Home / Books / Book Reviews / Book Review: South of Superior by Ellen Airgood

Book Review: South of Superior by Ellen Airgood

Please Share...Print this pageTweet about this on TwitterShare on Facebook0Share on Google+0Pin on Pinterest0Share on Tumblr0Share on StumbleUpon0Share on Reddit0Email this to someone

Although I have lived in the U.S. for 23 years now, I’ve never had the chance or the money to explore the rest of the country and its various lands and wonders that make this country so great. I do watch a good number of travel documentary shows that give me a quick introduction to various lands I’ve never thought existed, but reading books with stories that set place in such places draw me in to that particular place, imagining myself being in that setting and experiencing the scenery as the story flowed through, page by page.

I found this fresh and rare little gem at the public library two weeks ago that goes by the name of South of Superior by small-town Michigan-based writer Ellen Airgood. At first glance, seeing the word “South” would automatically tell me that the setting would be somewhere in the Deep South, giving me something reminiscent of the simple and feel-good-type of novels such as Fannie Flagg’s Fried Green Tomatoes at the Whistle Stop Café and Sue Monk Kidd’s The Secret Life of Bees. But as I read the summary on the book’s jacket, I soon discovered that the title refers to the southern area of Lake Superior, which in short, the story would depict as small-town life way up north in the Great Lakes area.

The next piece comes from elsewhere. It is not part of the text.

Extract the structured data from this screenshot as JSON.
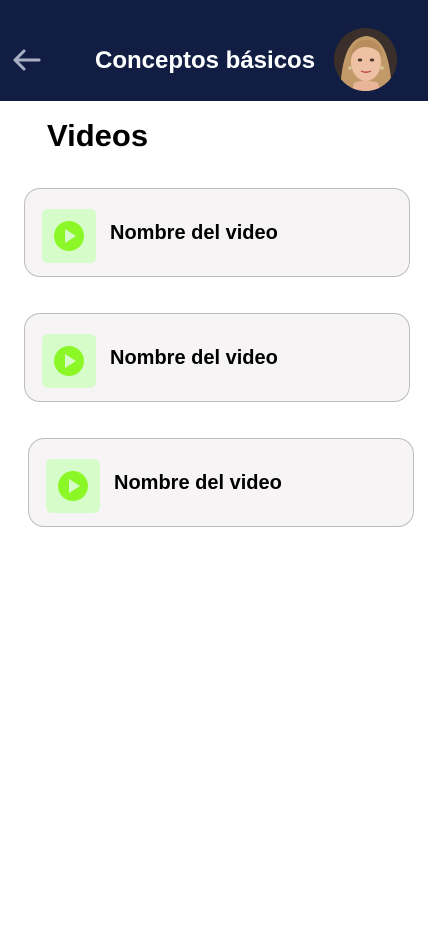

The novel tells a story of a Chicago café waitress named Madeline Stone who was currently dissatisfied with her current city life. She received a letter for help from her late grandfather’s lifetime friend Gladys that triggered her to leave her current life altogether and travel 200 miles up north to her birthplace: a small (fictional) town of McAllister, Michigan. While taking care of Gladys’ arthritic sister Arbutus, Madeline finds herself being drawn back in to her past small-town life for answers to her complicated family roots, from her adopted mother Emmy, her biological mother Jackie Stone who abandoned her when she was an infant, and her late grandfather Joe who wouldn’t even take her in after her abandonment. Along the way, she meets and even gets involved with the different townsfolk in McAllister and its neighboring towns, from an endearing little boy who came to her care to an owner of a restaurant whom she falls in love with. In addition, she discovers places around her town that she was unfamiliar with and had strong ties and connections to her family.

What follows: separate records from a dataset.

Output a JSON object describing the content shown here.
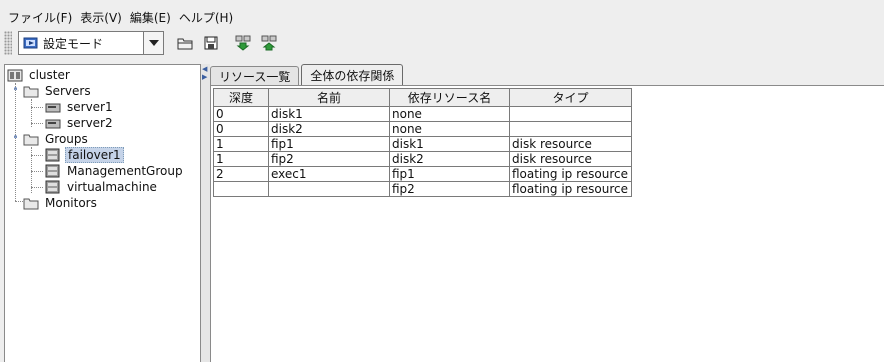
{
  "menu": [
    "ファイル(F)",
    "表示(V)",
    "編集(E)",
    "ヘルプ(H)"
  ],
  "toolbar": {
    "mode_label": "設定モード",
    "buttons": [
      "open-folder-icon",
      "save-icon",
      "download-icon",
      "upload-icon"
    ]
  },
  "tree": {
    "root": "cluster",
    "servers": "Servers",
    "server1": "server1",
    "server2": "server2",
    "groups": "Groups",
    "failover1": "failover1",
    "management_group": "ManagementGroup",
    "virtualmachine": "virtualmachine",
    "monitors": "Monitors"
  },
  "tabs": [
    "リソース一覧",
    "全体の依存関係"
  ],
  "table": {
    "headers": [
      "深度",
      "名前",
      "依存リソース名",
      "タイプ"
    ],
    "rows": [
      [
        "0",
        "disk1",
        "none",
        ""
      ],
      [
        "0",
        "disk2",
        "none",
        ""
      ],
      [
        "1",
        "fip1",
        "disk1",
        "disk resource"
      ],
      [
        "1",
        "fip2",
        "disk2",
        "disk resource"
      ],
      [
        "2",
        "exec1",
        "fip1",
        "floating ip resource"
      ],
      [
        "",
        "",
        "fip2",
        "floating ip resource"
      ]
    ]
  },
  "colors": {
    "selection": "#c5d3e8",
    "accent": "#2e5aa8"
  }
}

The novel, though, started rather slow for me, and it took me until the middle of the book for me to finally recognize the feel of the setting and the characters. Despite that, the characters were very well-written and full of heart and the setting became so picturesque that it succeeded in taking me to a place I’ve never been. Airgood knew her roots real well and applied them to her story. South of Superior is a recommended novel for a good, laid-back read.

Powered by

About Adrianne M. P.

A digital designing freelancer based in the San Francisco Bay Area who not only creates cool things on the web, but also loves to write from fiction to articles and general blogging. A loyal NaNoWriMo novelist and an advocate for fast and optimized websites, she is a major fan of an eclectic hodgepodge of interests that are not usually in the mainstream. Other than writing and designing, she also loves to read, listen to various music types (except for country and heavy metal--- she doesn't know why but she has a hard time getting into them) and is often seen walking around the streets with headphones on, food and tea. Her aim as a Blogcritics writer is to introduce a variety of products and interests that may not be considered "in the general mainstream," something like indie music, trends that are popular at other countries but not in the U.S., and the likes. She loves to write reviews for anything, but primarily towards books, some movies and TV shows, and in some cases, food.